- Homeowner Protest Rate. This represents the percentage of homeowners who appealed their property tax assessment. It counts the number of unique protests and divides by the number of residential homestead discounts in the boundary.
- Homeowner Mean Savings. This represents the average savings on the tax assessed value for homeowners who protested their property tax.
- Savings to Average Value. This metric standardizes how much is at stake for homeowners across the county. It calculates the median protest savings and divides by the median tax assessed value within the neighborhood.
- No Change. This represents protests where the ARB did not reduce the tax assessed value at all. In other words, the homeowner did not get anything for their time invested in their protest.
Dig in to the data:
Click on the image below and it will open an interactive table in a new browser window.
- Property tax increases for homeowners are generally uniform across the county, but there are exceptions.

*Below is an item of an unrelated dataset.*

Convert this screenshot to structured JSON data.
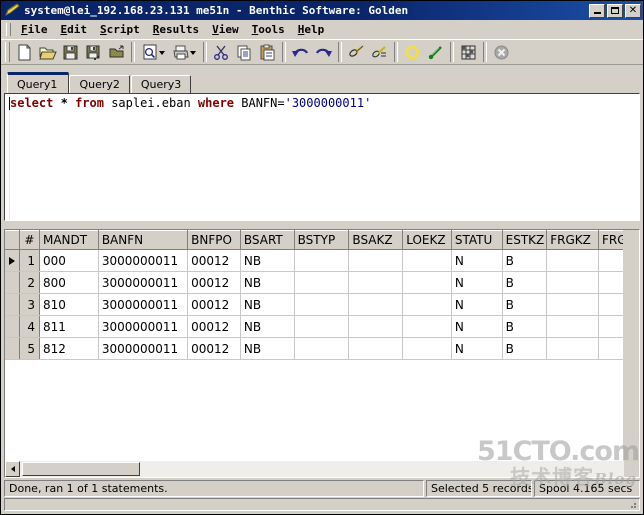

- No matter what neighborhood you live in, you are likely to experience an increase in property taxes.
- Protest rates are higher in affluent neighborhoods and lower in low-income neighborhoods and communities of color.
- Positive outcomes (reductions) are more likely in affluent neighborhoods, such as Jersey Village or Bunker Hill Village.
- Negative outcomes (no change) are more likely in low-income neighborhoods, such as East Little York / Homestead and Denver Harbor.
- Homeowners who self-represent generally have slightly better outcomes than those who hire help, but the difference might not be worth the hassle.
If you’re curious about the data or this analysis, please send us your questions on Twitter to @januaryadvisors.